Data about app and page elements:
# # # # # # #
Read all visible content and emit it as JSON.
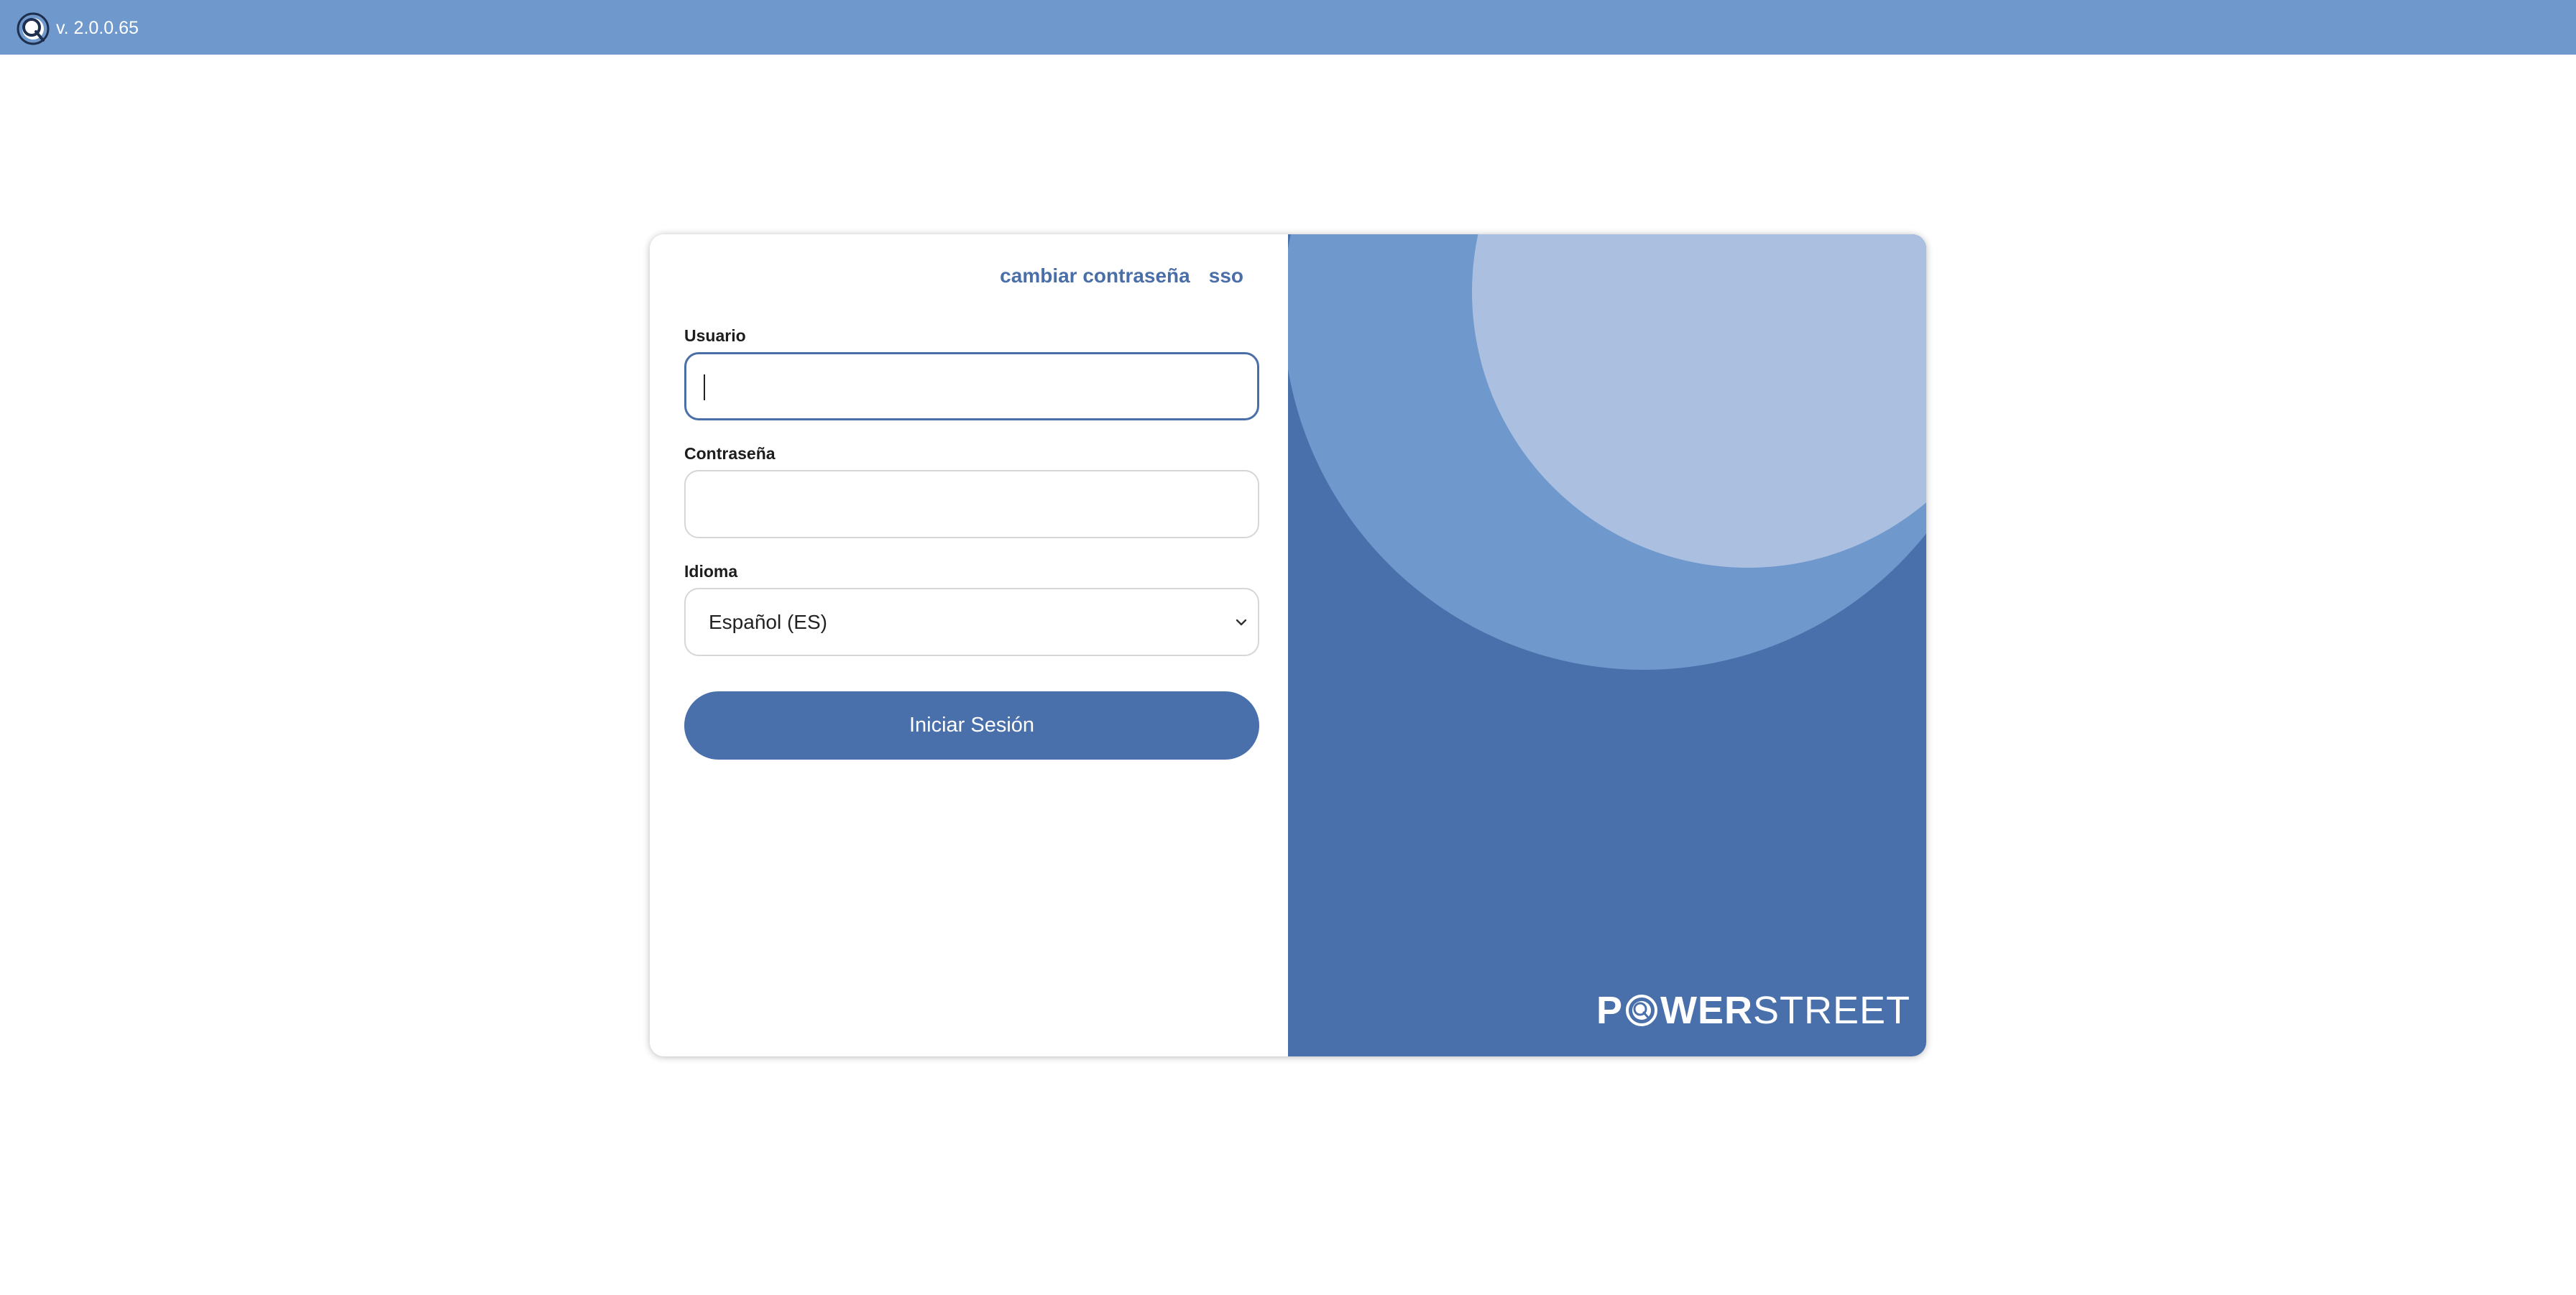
{
  "header": {
    "version": "v. 2.0.0.65",
    "logo_icon": "app-logo-icon",
    "background_color": "#6f98cc"
  },
  "login": {
    "links": {
      "change_password": "cambiar contraseña",
      "sso": "sso"
    },
    "username": {
      "label": "Usuario",
      "value": ""
    },
    "password": {
      "label": "Contraseña",
      "value": ""
    },
    "language": {
      "label": "Idioma",
      "selected": "Español (ES)"
    },
    "submit_label": "Iniciar Sesión"
  },
  "brand": {
    "part1_pre": "P",
    "part1_post": "WER",
    "part2": "STREET"
  },
  "colors": {
    "accent": "#4a70ab",
    "link": "#4a6fa8",
    "art_light": "#abc0e0",
    "art_mid": "#6f98cc"
  }
}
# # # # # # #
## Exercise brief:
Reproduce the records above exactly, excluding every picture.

## Exercise output:
Read all visible content and emit it as JSON.
{
  "header": {
    "version": "v. 2.0.0.65",
    "logo_icon": "app-logo-icon",
    "background_color": "#6f98cc"
  },
  "login": {
    "links": {
      "change_password": "cambiar contraseña",
      "sso": "sso"
    },
    "username": {
      "label": "Usuario",
      "value": ""
    },
    "password": {
      "label": "Contraseña",
      "value": ""
    },
    "language": {
      "label": "Idioma",
      "selected": "Español (ES)"
    },
    "submit_label": "Iniciar Sesión"
  },
  "brand": {
    "part1_pre": "P",
    "part1_post": "WER",
    "part2": "STREET"
  },
  "colors": {
    "accent": "#4a70ab",
    "link": "#4a6fa8",
    "art_light": "#abc0e0",
    "art_mid": "#6f98cc"
  }
}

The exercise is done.